Omit all pictures, then retype the data exactly as given.

**Data shown:**
□ □ □
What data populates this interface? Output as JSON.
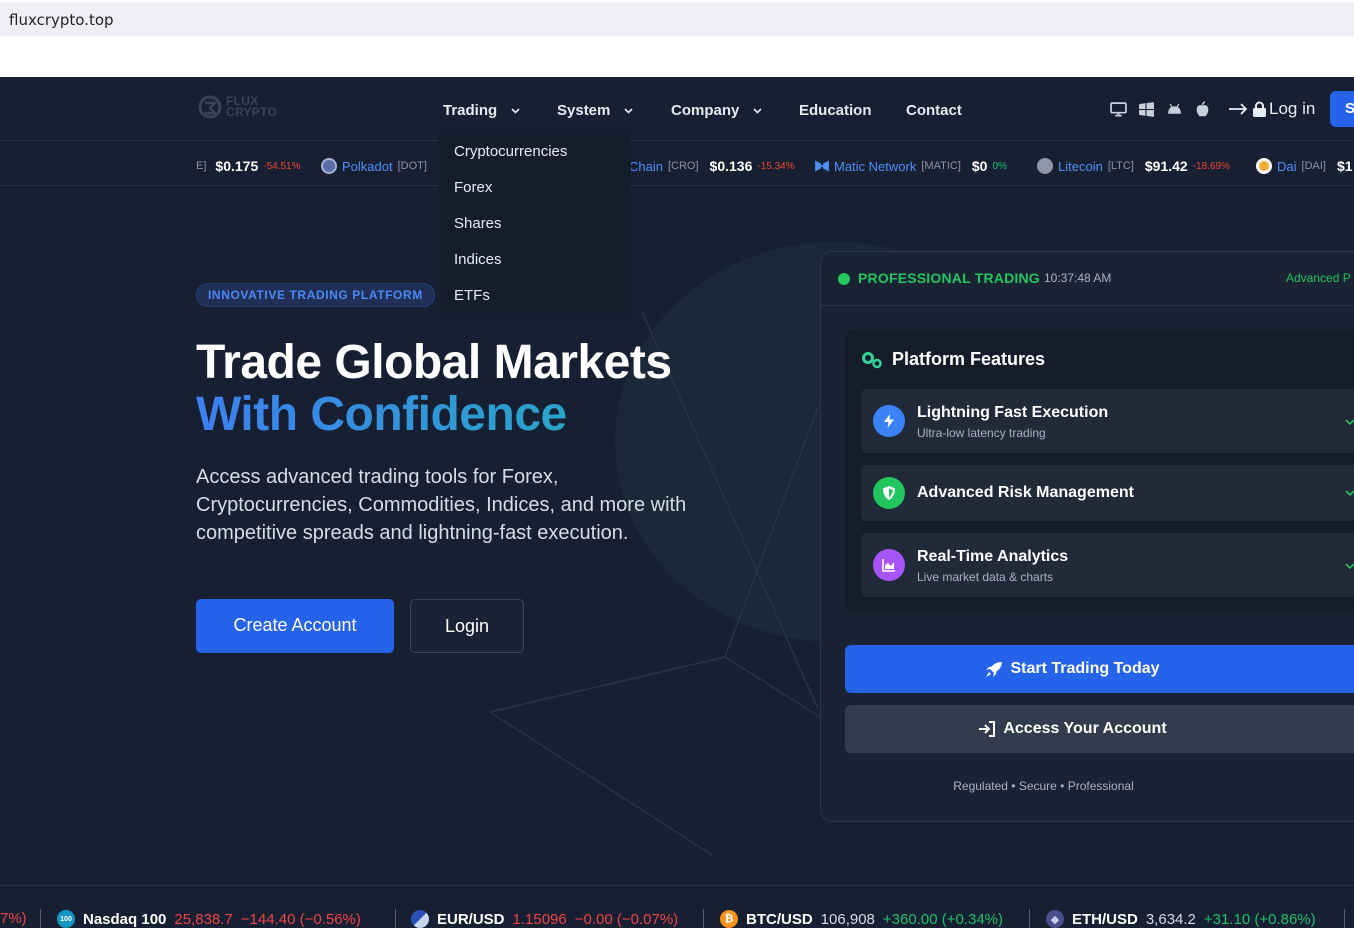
{
  "browser": {
    "url": "fluxcrypto.top"
  },
  "nav": {
    "logo_line1": "FLUX",
    "logo_line2": "CRYPTO",
    "items": [
      {
        "label": "Trading",
        "has_dropdown": true
      },
      {
        "label": "System",
        "has_dropdown": true
      },
      {
        "label": "Company",
        "has_dropdown": true
      },
      {
        "label": "Education",
        "has_dropdown": false
      },
      {
        "label": "Contact",
        "has_dropdown": false
      }
    ],
    "platform_icons": [
      "desktop-icon",
      "windows-icon",
      "android-icon",
      "apple-icon"
    ],
    "login_label": "Log in",
    "signup_label_visible": "S"
  },
  "trading_dropdown": [
    "Cryptocurrencies",
    "Forex",
    "Shares",
    "Indices",
    "ETFs"
  ],
  "top_ticker": [
    {
      "symbol": "E]",
      "price": "$0.175",
      "change": "-54.51%",
      "direction": "down"
    },
    {
      "name": "Polkadot",
      "symbol": "[DOT]"
    },
    {
      "name": "Chain",
      "symbol": "[CRO]",
      "price": "$0.136",
      "change": "-15.34%",
      "direction": "down"
    },
    {
      "name": "Matic Network",
      "symbol": "[MATIC]",
      "price": "$0",
      "change": "0%",
      "direction": "up"
    },
    {
      "name": "Litecoin",
      "symbol": "[LTC]",
      "price": "$91.42",
      "change": "-18.69%",
      "direction": "down"
    },
    {
      "name": "Dai",
      "symbol": "[DAI]",
      "price": "$1"
    }
  ],
  "hero": {
    "badge": "INNOVATIVE TRADING PLATFORM",
    "title_line1": "Trade Global Markets",
    "title_line2": "With Confidence",
    "description": "Access advanced trading tools for Forex, Cryptocurrencies, Commodities, Indices, and more with competitive spreads and lightning-fast execution.",
    "primary_cta": "Create Account",
    "secondary_cta": "Login"
  },
  "panel": {
    "status": "PROFESSIONAL TRADING",
    "time": "10:37:48 AM",
    "right_label": "Advanced P",
    "features_title": "Platform Features",
    "features": [
      {
        "title": "Lightning Fast Execution",
        "subtitle": "Ultra-low latency trading",
        "icon": "bolt-icon",
        "color": "#3b82f6"
      },
      {
        "title": "Advanced Risk Management",
        "subtitle": "",
        "icon": "shield-icon",
        "color": "#22c55e"
      },
      {
        "title": "Real-Time Analytics",
        "subtitle": "Live market data & charts",
        "icon": "chart-area-icon",
        "color": "#a855f7"
      }
    ],
    "cta_start": "Start Trading Today",
    "cta_access": "Access Your Account",
    "footnote": "Regulated • Secure • Professional"
  },
  "bottom_ticker": [
    {
      "label": "7%)",
      "direction": "down"
    },
    {
      "label": "Nasdaq 100",
      "value": "25,838.7",
      "change": "−144.40 (−0.56%)",
      "direction": "down"
    },
    {
      "label": "EUR/USD",
      "value": "1.15096",
      "change": "−0.00 (−0.07%)",
      "direction": "down"
    },
    {
      "label": "BTC/USD",
      "value": "106,908",
      "change": "+360.00 (+0.34%)",
      "direction": "up"
    },
    {
      "label": "ETH/USD",
      "value": "3,634.2",
      "change": "+31.10 (+0.86%)",
      "direction": "up"
    }
  ],
  "colors": {
    "accent": "#2563eb",
    "background": "#172033",
    "success": "#22c55e",
    "danger": "#ef4444"
  }
}
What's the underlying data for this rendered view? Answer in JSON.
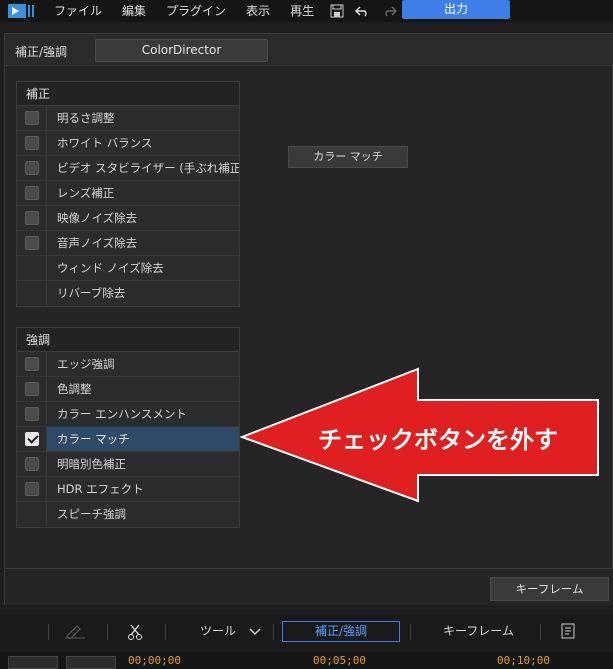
{
  "menu": {
    "items": [
      "ファイル",
      "編集",
      "プラグイン",
      "表示",
      "再生"
    ],
    "export_label": "出力"
  },
  "panel": {
    "title": "補正/強調",
    "colordirector_label": "ColorDirector",
    "color_match_button": "カラー マッチ",
    "keyframe_button": "キーフレーム"
  },
  "correction": {
    "title": "補正",
    "items": [
      {
        "label": "明るさ調整",
        "checkbox": true,
        "checked": false
      },
      {
        "label": "ホワイト バランス",
        "checkbox": true,
        "checked": false
      },
      {
        "label": "ビデオ スタビライザー (手ぶれ補正)",
        "checkbox": true,
        "checked": false
      },
      {
        "label": "レンズ補正",
        "checkbox": true,
        "checked": false
      },
      {
        "label": "映像ノイズ除去",
        "checkbox": true,
        "checked": false
      },
      {
        "label": "音声ノイズ除去",
        "checkbox": true,
        "checked": false
      },
      {
        "label": "ウィンド ノイズ除去",
        "checkbox": false,
        "checked": false
      },
      {
        "label": "リバーブ除去",
        "checkbox": false,
        "checked": false
      }
    ]
  },
  "enhance": {
    "title": "強調",
    "items": [
      {
        "label": "エッジ強調",
        "checkbox": true,
        "checked": false
      },
      {
        "label": "色調整",
        "checkbox": true,
        "checked": false
      },
      {
        "label": "カラー エンハンスメント",
        "checkbox": true,
        "checked": false
      },
      {
        "label": "カラー マッチ",
        "checkbox": true,
        "checked": true
      },
      {
        "label": "明暗別色補正",
        "checkbox": true,
        "checked": false
      },
      {
        "label": "HDR エフェクト",
        "checkbox": true,
        "checked": false
      },
      {
        "label": "スピーチ強調",
        "checkbox": false,
        "checked": false
      }
    ]
  },
  "callout": {
    "text": "チェックボタンを外す",
    "color": "#e02020"
  },
  "bottom_toolbar": {
    "tools_label": "ツール",
    "active_tab": "補正/強調",
    "keyframe_label": "キーフレーム"
  },
  "ruler": {
    "times": [
      "00;00;00",
      "00;05;00",
      "00;10;00"
    ]
  }
}
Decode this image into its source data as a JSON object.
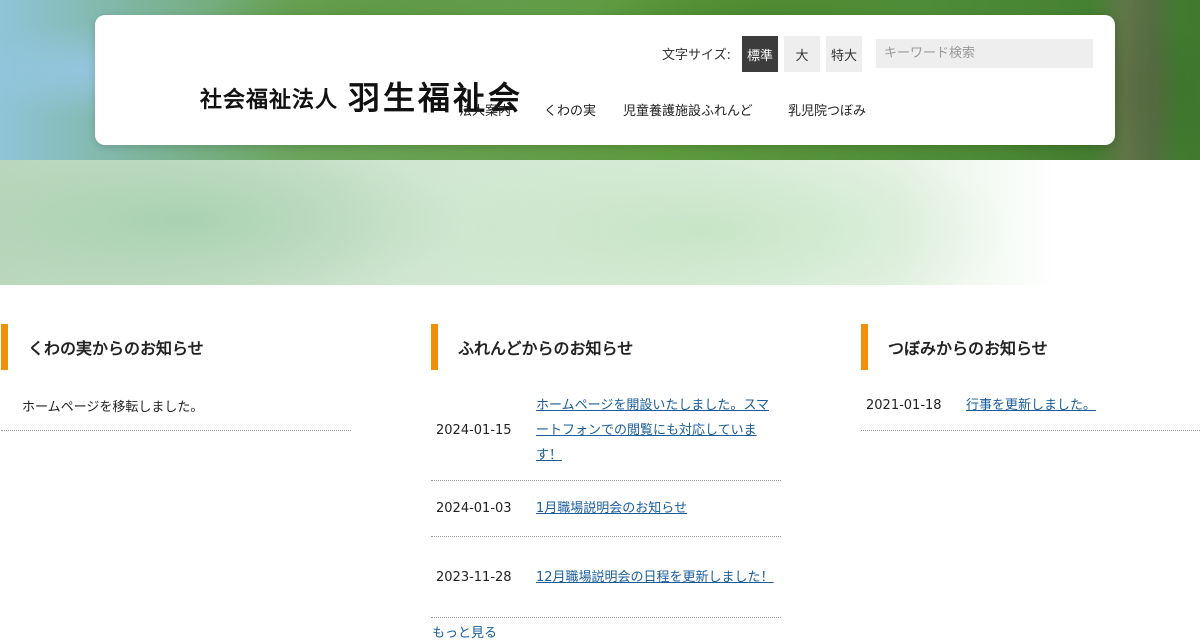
{
  "header": {
    "logo_small": "社会福祉法人",
    "logo_big": "羽生福祉会",
    "fontsize_label": "文字サイズ:",
    "fontsize_options": [
      "標準",
      "大",
      "特大"
    ],
    "search_placeholder": "キーワード検索",
    "nav": [
      "法人案内",
      "くわの実",
      "児童養護施設ふれんど",
      "乳児院つぼみ"
    ]
  },
  "columns": {
    "kuwanomi": {
      "title": "くわの実からのお知らせ",
      "items": [
        {
          "text": "ホームページを移転しました。"
        }
      ]
    },
    "friend": {
      "title": "ふれんどからのお知らせ",
      "items": [
        {
          "date": "2024-01-15",
          "text": "ホームページを開設いたしました。スマートフォンでの閲覧にも対応しています！"
        },
        {
          "date": "2024-01-03",
          "text": "1月職場説明会のお知らせ"
        },
        {
          "date": "2023-11-28",
          "text": "12月職場説明会の日程を更新しました！"
        }
      ],
      "more": "もっと見る"
    },
    "tsubomi": {
      "title": "つぼみからのお知らせ",
      "items": [
        {
          "date": "2021-01-18",
          "text": "行事を更新しました。"
        }
      ]
    }
  }
}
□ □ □
**Result:**
What data populates this interface? Output as JSON.
{
  "browser": {
    "url": "fluxcrypto.top"
  },
  "nav": {
    "logo_line1": "FLUX",
    "logo_line2": "CRYPTO",
    "items": [
      {
        "label": "Trading",
        "has_dropdown": true
      },
      {
        "label": "System",
        "has_dropdown": true
      },
      {
        "label": "Company",
        "has_dropdown": true
      },
      {
        "label": "Education",
        "has_dropdown": false
      },
      {
        "label": "Contact",
        "has_dropdown": false
      }
    ],
    "platform_icons": [
      "desktop-icon",
      "windows-icon",
      "android-icon",
      "apple-icon"
    ],
    "login_label": "Log in",
    "signup_label_visible": "S"
  },
  "trading_dropdown": [
    "Cryptocurrencies",
    "Forex",
    "Shares",
    "Indices",
    "ETFs"
  ],
  "top_ticker": [
    {
      "symbol": "E]",
      "price": "$0.175",
      "change": "-54.51%",
      "direction": "down"
    },
    {
      "name": "Polkadot",
      "symbol": "[DOT]"
    },
    {
      "name": "Chain",
      "symbol": "[CRO]",
      "price": "$0.136",
      "change": "-15.34%",
      "direction": "down"
    },
    {
      "name": "Matic Network",
      "symbol": "[MATIC]",
      "price": "$0",
      "change": "0%",
      "direction": "up"
    },
    {
      "name": "Litecoin",
      "symbol": "[LTC]",
      "price": "$91.42",
      "change": "-18.69%",
      "direction": "down"
    },
    {
      "name": "Dai",
      "symbol": "[DAI]",
      "price": "$1"
    }
  ],
  "hero": {
    "badge": "INNOVATIVE TRADING PLATFORM",
    "title_line1": "Trade Global Markets",
    "title_line2": "With Confidence",
    "description": "Access advanced trading tools for Forex, Cryptocurrencies, Commodities, Indices, and more with competitive spreads and lightning-fast execution.",
    "primary_cta": "Create Account",
    "secondary_cta": "Login"
  },
  "panel": {
    "status": "PROFESSIONAL TRADING",
    "time": "10:37:48 AM",
    "right_label": "Advanced P",
    "features_title": "Platform Features",
    "features": [
      {
        "title": "Lightning Fast Execution",
        "subtitle": "Ultra-low latency trading",
        "icon": "bolt-icon",
        "color": "#3b82f6"
      },
      {
        "title": "Advanced Risk Management",
        "subtitle": "",
        "icon": "shield-icon",
        "color": "#22c55e"
      },
      {
        "title": "Real-Time Analytics",
        "subtitle": "Live market data & charts",
        "icon": "chart-area-icon",
        "color": "#a855f7"
      }
    ],
    "cta_start": "Start Trading Today",
    "cta_access": "Access Your Account",
    "footnote": "Regulated • Secure • Professional"
  },
  "bottom_ticker": [
    {
      "label": "7%)",
      "direction": "down"
    },
    {
      "label": "Nasdaq 100",
      "value": "25,838.7",
      "change": "−144.40 (−0.56%)",
      "direction": "down"
    },
    {
      "label": "EUR/USD",
      "value": "1.15096",
      "change": "−0.00 (−0.07%)",
      "direction": "down"
    },
    {
      "label": "BTC/USD",
      "value": "106,908",
      "change": "+360.00 (+0.34%)",
      "direction": "up"
    },
    {
      "label": "ETH/USD",
      "value": "3,634.2",
      "change": "+31.10 (+0.86%)",
      "direction": "up"
    }
  ],
  "colors": {
    "accent": "#2563eb",
    "background": "#172033",
    "success": "#22c55e",
    "danger": "#ef4444"
  }
}
What's the underlying data for this rendered view? Answer in JSON.
{
  "menu": {
    "items": [
      "ファイル",
      "編集",
      "プラグイン",
      "表示",
      "再生"
    ],
    "export_label": "出力"
  },
  "panel": {
    "title": "補正/強調",
    "colordirector_label": "ColorDirector",
    "color_match_button": "カラー マッチ",
    "keyframe_button": "キーフレーム"
  },
  "correction": {
    "title": "補正",
    "items": [
      {
        "label": "明るさ調整",
        "checkbox": true,
        "checked": false
      },
      {
        "label": "ホワイト バランス",
        "checkbox": true,
        "checked": false
      },
      {
        "label": "ビデオ スタビライザー (手ぶれ補正)",
        "checkbox": true,
        "checked": false
      },
      {
        "label": "レンズ補正",
        "checkbox": true,
        "checked": false
      },
      {
        "label": "映像ノイズ除去",
        "checkbox": true,
        "checked": false
      },
      {
        "label": "音声ノイズ除去",
        "checkbox": true,
        "checked": false
      },
      {
        "label": "ウィンド ノイズ除去",
        "checkbox": false,
        "checked": false
      },
      {
        "label": "リバーブ除去",
        "checkbox": false,
        "checked": false
      }
    ]
  },
  "enhance": {
    "title": "強調",
    "items": [
      {
        "label": "エッジ強調",
        "checkbox": true,
        "checked": false
      },
      {
        "label": "色調整",
        "checkbox": true,
        "checked": false
      },
      {
        "label": "カラー エンハンスメント",
        "checkbox": true,
        "checked": false
      },
      {
        "label": "カラー マッチ",
        "checkbox": true,
        "checked": true
      },
      {
        "label": "明暗別色補正",
        "checkbox": true,
        "checked": false
      },
      {
        "label": "HDR エフェクト",
        "checkbox": true,
        "checked": false
      },
      {
        "label": "スピーチ強調",
        "checkbox": false,
        "checked": false
      }
    ]
  },
  "callout": {
    "text": "チェックボタンを外す",
    "color": "#e02020"
  },
  "bottom_toolbar": {
    "tools_label": "ツール",
    "active_tab": "補正/強調",
    "keyframe_label": "キーフレーム"
  },
  "ruler": {
    "times": [
      "00;00;00",
      "00;05;00",
      "00;10;00"
    ]
  }
}
Decode this image into its source data as a JSON object.
{
  "header": {
    "logo_small": "社会福祉法人",
    "logo_big": "羽生福祉会",
    "fontsize_label": "文字サイズ:",
    "fontsize_options": [
      "標準",
      "大",
      "特大"
    ],
    "search_placeholder": "キーワード検索",
    "nav": [
      "法人案内",
      "くわの実",
      "児童養護施設ふれんど",
      "乳児院つぼみ"
    ]
  },
  "columns": {
    "kuwanomi": {
      "title": "くわの実からのお知らせ",
      "items": [
        {
          "text": "ホームページを移転しました。"
        }
      ]
    },
    "friend": {
      "title": "ふれんどからのお知らせ",
      "items": [
        {
          "date": "2024-01-15",
          "text": "ホームページを開設いたしました。スマートフォンでの閲覧にも対応しています！"
        },
        {
          "date": "2024-01-03",
          "text": "1月職場説明会のお知らせ"
        },
        {
          "date": "2023-11-28",
          "text": "12月職場説明会の日程を更新しました！"
        }
      ],
      "more": "もっと見る"
    },
    "tsubomi": {
      "title": "つぼみからのお知らせ",
      "items": [
        {
          "date": "2021-01-18",
          "text": "行事を更新しました。"
        }
      ]
    }
  }
}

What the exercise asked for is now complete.